_Brief_. Using the data below, copy out all lines with the word "master".

_Data about app and page elements_.

◇ ◇ ◇ ◇ ◇ ◇ ◇

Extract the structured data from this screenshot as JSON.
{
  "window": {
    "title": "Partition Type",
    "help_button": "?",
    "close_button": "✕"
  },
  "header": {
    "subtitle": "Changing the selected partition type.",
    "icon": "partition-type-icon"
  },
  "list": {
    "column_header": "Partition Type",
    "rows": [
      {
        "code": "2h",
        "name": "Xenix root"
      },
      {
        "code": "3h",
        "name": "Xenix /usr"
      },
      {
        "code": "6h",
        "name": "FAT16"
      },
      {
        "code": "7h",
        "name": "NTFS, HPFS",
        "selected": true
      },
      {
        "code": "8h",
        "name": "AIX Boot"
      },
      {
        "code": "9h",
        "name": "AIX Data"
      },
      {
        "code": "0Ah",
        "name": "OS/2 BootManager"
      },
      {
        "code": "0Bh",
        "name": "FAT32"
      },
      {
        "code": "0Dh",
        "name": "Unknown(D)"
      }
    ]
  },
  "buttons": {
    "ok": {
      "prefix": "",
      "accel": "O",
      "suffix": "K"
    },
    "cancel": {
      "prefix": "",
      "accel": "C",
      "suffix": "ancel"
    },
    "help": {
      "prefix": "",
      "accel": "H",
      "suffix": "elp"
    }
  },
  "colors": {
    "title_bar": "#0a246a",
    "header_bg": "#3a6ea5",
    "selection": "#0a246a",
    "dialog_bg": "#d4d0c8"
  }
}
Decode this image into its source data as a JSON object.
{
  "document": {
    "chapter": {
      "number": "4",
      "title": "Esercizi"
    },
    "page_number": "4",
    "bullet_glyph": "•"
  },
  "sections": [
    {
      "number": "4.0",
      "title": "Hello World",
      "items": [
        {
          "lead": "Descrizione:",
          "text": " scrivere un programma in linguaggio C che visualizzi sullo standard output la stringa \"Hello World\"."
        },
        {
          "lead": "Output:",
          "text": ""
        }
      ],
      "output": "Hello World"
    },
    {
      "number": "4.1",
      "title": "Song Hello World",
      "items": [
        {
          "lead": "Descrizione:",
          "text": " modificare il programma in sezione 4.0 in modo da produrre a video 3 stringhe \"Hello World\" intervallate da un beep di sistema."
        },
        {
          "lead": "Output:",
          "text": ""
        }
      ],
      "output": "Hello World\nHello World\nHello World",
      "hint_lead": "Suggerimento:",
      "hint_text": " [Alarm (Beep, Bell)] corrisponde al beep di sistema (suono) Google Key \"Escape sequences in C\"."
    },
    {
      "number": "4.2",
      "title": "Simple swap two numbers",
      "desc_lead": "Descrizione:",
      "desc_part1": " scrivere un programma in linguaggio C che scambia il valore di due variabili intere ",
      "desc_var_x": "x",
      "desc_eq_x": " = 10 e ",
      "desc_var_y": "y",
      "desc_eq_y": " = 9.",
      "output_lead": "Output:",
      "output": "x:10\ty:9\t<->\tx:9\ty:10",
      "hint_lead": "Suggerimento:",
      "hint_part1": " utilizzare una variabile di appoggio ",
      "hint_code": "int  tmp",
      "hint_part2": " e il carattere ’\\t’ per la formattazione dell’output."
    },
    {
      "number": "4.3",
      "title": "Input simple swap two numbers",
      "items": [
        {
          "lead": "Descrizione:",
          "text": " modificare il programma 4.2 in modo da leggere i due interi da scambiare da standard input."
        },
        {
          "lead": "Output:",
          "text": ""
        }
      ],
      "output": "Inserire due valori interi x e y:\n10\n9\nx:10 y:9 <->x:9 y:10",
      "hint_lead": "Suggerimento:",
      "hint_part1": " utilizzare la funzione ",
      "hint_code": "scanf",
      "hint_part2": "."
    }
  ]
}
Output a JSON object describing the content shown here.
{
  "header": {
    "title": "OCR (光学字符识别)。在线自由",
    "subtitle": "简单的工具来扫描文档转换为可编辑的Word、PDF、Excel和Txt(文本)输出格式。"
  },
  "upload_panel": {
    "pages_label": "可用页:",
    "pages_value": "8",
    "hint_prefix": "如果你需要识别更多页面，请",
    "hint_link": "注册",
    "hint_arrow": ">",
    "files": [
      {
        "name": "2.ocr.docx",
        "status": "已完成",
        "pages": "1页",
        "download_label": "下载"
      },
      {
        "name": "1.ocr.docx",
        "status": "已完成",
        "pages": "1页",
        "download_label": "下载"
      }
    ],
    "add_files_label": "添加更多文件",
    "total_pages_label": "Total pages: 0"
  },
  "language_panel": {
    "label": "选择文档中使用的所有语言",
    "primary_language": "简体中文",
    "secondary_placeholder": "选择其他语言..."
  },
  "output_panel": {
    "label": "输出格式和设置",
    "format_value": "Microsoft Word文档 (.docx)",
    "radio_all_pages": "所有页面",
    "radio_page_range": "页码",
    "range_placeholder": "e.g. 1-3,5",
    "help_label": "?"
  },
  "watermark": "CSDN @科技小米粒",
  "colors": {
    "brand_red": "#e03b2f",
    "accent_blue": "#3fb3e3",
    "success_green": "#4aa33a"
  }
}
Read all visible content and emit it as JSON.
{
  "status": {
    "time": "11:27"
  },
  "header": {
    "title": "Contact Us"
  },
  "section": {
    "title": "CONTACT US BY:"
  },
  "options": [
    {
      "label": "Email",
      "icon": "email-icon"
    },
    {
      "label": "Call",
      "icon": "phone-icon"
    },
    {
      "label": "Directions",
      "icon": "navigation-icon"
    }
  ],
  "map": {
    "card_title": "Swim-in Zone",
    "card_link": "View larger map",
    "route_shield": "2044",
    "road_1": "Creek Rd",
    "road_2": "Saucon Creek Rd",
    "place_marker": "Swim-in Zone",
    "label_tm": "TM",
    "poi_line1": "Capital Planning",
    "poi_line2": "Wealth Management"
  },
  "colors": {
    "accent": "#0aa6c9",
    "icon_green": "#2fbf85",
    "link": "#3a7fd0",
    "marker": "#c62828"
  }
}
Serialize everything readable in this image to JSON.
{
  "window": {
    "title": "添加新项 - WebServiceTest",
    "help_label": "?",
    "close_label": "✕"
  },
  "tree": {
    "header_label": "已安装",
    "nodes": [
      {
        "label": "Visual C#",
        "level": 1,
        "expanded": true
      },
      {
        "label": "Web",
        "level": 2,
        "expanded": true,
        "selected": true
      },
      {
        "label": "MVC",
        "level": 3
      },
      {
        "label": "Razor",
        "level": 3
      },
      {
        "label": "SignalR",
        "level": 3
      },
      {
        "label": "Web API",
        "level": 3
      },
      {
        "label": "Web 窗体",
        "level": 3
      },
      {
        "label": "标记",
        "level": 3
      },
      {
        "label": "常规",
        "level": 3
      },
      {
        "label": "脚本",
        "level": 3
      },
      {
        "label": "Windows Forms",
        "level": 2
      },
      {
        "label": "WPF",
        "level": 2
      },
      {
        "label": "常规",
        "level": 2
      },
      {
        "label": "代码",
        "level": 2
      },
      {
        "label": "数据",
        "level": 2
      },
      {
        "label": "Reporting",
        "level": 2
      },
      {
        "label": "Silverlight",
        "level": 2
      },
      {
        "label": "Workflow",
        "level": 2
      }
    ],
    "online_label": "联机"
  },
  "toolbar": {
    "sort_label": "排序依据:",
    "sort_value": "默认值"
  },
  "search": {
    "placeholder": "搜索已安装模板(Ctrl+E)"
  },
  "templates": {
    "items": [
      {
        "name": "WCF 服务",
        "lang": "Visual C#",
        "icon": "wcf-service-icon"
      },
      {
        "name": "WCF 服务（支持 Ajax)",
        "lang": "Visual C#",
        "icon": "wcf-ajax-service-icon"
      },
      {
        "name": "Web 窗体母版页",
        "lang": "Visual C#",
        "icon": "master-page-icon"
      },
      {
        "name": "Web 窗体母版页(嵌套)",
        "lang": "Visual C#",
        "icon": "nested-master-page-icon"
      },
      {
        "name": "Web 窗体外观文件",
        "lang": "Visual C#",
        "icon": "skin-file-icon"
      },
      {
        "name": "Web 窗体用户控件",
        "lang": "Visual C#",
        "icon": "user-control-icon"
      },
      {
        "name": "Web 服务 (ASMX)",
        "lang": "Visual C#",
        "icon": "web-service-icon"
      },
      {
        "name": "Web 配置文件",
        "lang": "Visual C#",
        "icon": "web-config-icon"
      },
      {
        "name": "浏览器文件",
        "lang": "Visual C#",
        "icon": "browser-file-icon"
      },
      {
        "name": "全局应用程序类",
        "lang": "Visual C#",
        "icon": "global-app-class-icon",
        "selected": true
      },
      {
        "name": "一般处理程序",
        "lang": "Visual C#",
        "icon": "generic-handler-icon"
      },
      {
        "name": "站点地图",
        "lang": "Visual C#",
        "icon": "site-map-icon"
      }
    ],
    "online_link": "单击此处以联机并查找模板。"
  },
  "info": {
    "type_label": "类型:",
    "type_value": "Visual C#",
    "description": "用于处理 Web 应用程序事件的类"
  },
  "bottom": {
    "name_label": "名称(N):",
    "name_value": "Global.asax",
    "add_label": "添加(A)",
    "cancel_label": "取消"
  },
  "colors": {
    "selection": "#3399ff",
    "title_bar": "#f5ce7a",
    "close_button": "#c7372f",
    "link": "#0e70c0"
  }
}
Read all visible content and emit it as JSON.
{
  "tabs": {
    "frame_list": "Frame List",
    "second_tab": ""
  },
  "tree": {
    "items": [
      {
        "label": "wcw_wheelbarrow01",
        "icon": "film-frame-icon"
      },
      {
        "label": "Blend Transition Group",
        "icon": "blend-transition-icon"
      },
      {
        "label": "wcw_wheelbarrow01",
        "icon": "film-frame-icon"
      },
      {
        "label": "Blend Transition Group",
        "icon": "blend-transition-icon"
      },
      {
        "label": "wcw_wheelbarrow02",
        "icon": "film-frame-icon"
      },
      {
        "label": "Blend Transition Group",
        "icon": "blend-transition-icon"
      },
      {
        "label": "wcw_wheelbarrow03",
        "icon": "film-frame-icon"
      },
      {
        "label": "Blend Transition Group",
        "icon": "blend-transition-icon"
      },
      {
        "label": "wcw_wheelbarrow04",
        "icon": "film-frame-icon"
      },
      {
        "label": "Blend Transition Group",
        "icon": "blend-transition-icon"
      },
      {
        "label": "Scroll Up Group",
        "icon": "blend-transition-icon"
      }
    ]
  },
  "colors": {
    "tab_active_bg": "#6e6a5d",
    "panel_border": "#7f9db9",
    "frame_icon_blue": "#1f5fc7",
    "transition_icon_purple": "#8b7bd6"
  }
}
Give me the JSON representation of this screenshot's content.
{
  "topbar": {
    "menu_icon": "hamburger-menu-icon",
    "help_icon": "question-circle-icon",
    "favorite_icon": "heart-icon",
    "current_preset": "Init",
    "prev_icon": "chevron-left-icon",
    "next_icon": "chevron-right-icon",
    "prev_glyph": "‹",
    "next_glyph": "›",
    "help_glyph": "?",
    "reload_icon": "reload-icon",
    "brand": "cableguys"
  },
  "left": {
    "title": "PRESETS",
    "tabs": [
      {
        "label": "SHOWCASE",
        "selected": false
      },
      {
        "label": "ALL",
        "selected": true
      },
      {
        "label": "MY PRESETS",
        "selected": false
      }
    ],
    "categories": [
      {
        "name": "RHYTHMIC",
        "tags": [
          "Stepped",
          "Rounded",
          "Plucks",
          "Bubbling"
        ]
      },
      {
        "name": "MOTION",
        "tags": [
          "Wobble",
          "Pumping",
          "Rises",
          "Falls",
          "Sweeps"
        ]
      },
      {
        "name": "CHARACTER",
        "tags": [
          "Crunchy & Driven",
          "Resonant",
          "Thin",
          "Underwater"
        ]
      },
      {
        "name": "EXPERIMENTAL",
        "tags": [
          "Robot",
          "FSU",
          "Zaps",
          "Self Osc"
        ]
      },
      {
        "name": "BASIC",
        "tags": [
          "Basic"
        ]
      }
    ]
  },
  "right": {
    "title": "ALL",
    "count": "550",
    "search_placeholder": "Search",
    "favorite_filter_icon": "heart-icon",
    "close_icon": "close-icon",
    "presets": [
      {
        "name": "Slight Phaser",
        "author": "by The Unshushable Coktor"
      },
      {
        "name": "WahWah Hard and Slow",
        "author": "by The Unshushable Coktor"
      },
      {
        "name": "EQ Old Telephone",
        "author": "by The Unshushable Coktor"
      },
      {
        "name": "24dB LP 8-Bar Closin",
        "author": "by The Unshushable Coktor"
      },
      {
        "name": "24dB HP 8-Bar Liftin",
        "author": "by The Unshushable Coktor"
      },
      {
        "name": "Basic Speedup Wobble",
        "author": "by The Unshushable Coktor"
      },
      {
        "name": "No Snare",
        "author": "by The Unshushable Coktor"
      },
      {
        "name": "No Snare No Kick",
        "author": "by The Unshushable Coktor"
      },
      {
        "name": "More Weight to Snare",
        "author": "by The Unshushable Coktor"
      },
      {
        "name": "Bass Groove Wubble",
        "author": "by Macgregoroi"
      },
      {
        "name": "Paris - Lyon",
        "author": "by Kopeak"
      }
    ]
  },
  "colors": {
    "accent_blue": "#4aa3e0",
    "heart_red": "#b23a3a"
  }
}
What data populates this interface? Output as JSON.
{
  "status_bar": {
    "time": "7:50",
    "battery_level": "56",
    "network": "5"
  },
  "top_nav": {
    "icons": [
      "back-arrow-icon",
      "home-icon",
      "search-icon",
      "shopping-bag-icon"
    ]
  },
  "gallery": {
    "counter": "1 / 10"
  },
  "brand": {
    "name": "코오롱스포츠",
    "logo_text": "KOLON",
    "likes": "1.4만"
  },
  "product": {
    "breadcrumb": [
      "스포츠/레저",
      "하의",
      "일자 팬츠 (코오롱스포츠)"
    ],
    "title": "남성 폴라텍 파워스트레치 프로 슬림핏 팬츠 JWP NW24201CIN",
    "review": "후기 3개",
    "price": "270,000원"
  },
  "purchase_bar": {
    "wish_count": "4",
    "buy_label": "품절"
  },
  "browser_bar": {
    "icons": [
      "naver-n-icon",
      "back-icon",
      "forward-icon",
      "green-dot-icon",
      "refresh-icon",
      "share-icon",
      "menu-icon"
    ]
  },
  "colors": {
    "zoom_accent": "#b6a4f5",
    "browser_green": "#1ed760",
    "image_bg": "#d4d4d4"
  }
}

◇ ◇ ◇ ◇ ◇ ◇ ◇

_Output for this task_.
        "icon": "master-page-icon"
        "icon": "nested-master-page-icon"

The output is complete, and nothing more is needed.